When’s the last time grandma’s recipe card had you checking the pantry for maltodextrin? How about sorbitol? Do you often find yourself knocking on your neighbor’s door to borrow a cup of xantham gum?
Developments in food science along with specific food labeling standards have stirred conversations about these and other strange-sounding ingredients. This was confirmed by the community on our Facebook page, which, when we asked, provided plenty of questions about what we are actually eating.
Food scientists say there is potential to make what we eat safer, tastier, longer preserved, more nutritious, more convenient or more palatable. More palatable, until you actually read the labels, say skeptical consumers on the other side of the table.
But where the average eater might be satisfied with the use of sugar, a food scientist needs to know: is that fructose, or sucrose or glucose? Because if you try to make grape jelly with sucrose, how do you expect to get the molecules to gel with the excess water?
And ultimately the labels are written by people who eat the most natural of foods around the periodic table: Could somebody please pass the shaker of sodium chloride? For most of us, salt would do.
Above all, food companies are in business to develop foods that consumers will buy, and expectations are evolving. But look, for instance, at the chart to see how companies responded to demand for a peanut butter and jelly sandwich.
What sold the sandwich
Citric acid and sodium citrate helped preserve jelly by raising its acidity.
Putting oils through a process called hydrogenation made peanut butter creamy. By adding hydrogen molecules, oils that are normally liquid at room temperature stayed solid.
Adding fatty acids (mono- and diglycerides) helped keep the peanut butter mixed together so you didn’t have to stir it.
An oily substance found in soybeans (or other vegetables) called lecithin kept all the ingredients combined.
In bread making, yeast love to feed on calcium sulfate and ammonium chloride.
To give the bread texture that customers desired, monoglycerides, ascorbic acid and calcium peroxide could be used as dough conditioners.
Here’s a starting point when considering the perils or promises of food processing – the Food and Drug Administration tests all food additives to determine how much of the stuff – natural or not – is safe to consume in a 24-hour period everyday without risk. (Make a note; it could be hazardous to add 24 cans of diet Coke to your daily regimen).
Of course, just because an ingredient is safe doesn’t mean it is necessarily good for your diet. Or to some, necessary at all – when you pop the seal on that jar of homemade jelly, are you really concerned about a few unbound water molecules? Or are you content to simply stir it?

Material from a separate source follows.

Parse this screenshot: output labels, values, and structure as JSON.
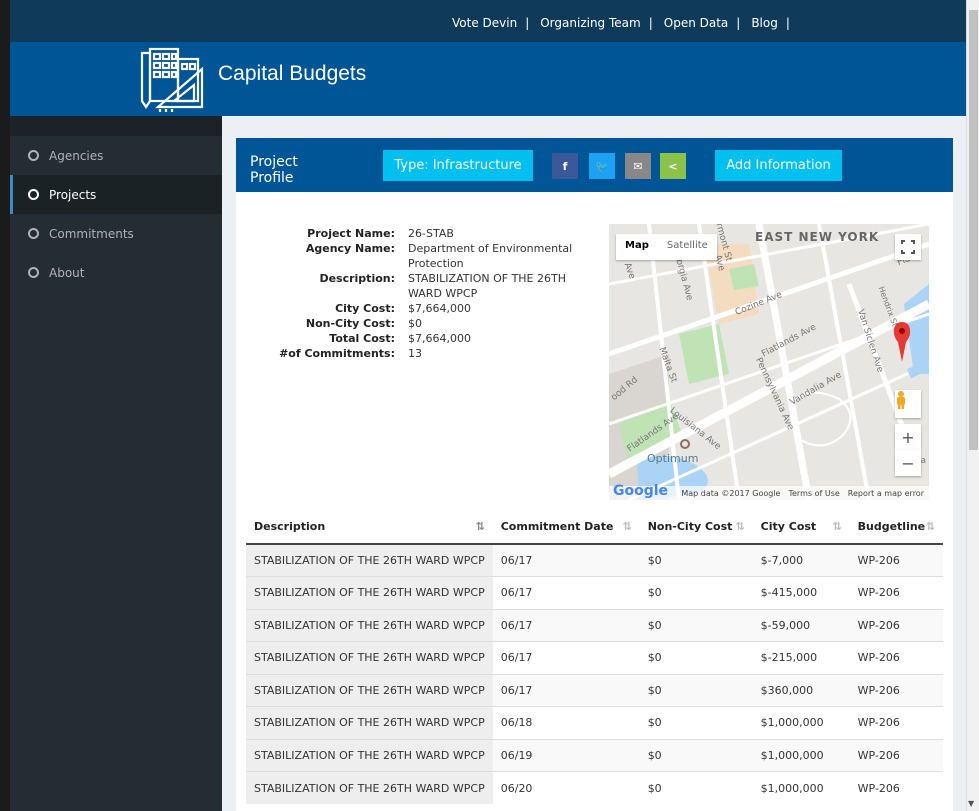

In the end, healthy questions about what happens to food from field to table shouldn’t overshadow the larger point. To the extent that we aren’t all make-it-from-scratchers all of the time, those who help prepare our food are central to Ohio’s economy. And it’s much more than mixing in hard-to-pronounce ingredients.
Our fellow Ohioans are milling our flour, aging our cheese, juicing our tomatoes and, yes, perhaps finding a new use for carageenans – that’s a commonly used, gelatin-like seaweed extract, by the way. Ohio farmers are planting soybeans to produce healthier cooking oils. And it takes workers to flash freeze vegetables, which can better preserve their nutrition. You can even choose the temperature at which your milk was pasteurized.
So whether we end up with foods that are processed or whole, or if we take our cues from science, nature or culture, at least now – perhaps more than ever – we’re paying attention.
That’s good news. Because the more connected we are as Ohio farmers, eaters and everyone in between, the more we can connect ideas with opportunities. And the more we can keep Ohio growing.
Wheat & White
Whole grain wheat bread is made using all parts of the entire wheat grain. White bread is made of wheat but only uses the starchy part of the grain to make the bread. There is no difference in the vitamins in the two breads but there is more fiber and a little more protein in whole grain wheat bread.
Enriched & Fortified
The day something is harvested it begins to degrade and lose nutritional elements. Enriching a food puts back the elements that were lost. Flour is enriched with B vitamins and iron, both things that have been lost from the time wheat was harvested and processed into flour. Fortified means something that was not originally in the food is added. Milk is often fortified with vitamins A and D.
Many intimidating ingredients on a food label are actually vitamins. Many are B vitamins including riboflavin, thiamin, cyanocobalamin, niacinamide and folic acid.
Consumer information from the FDA can be found online.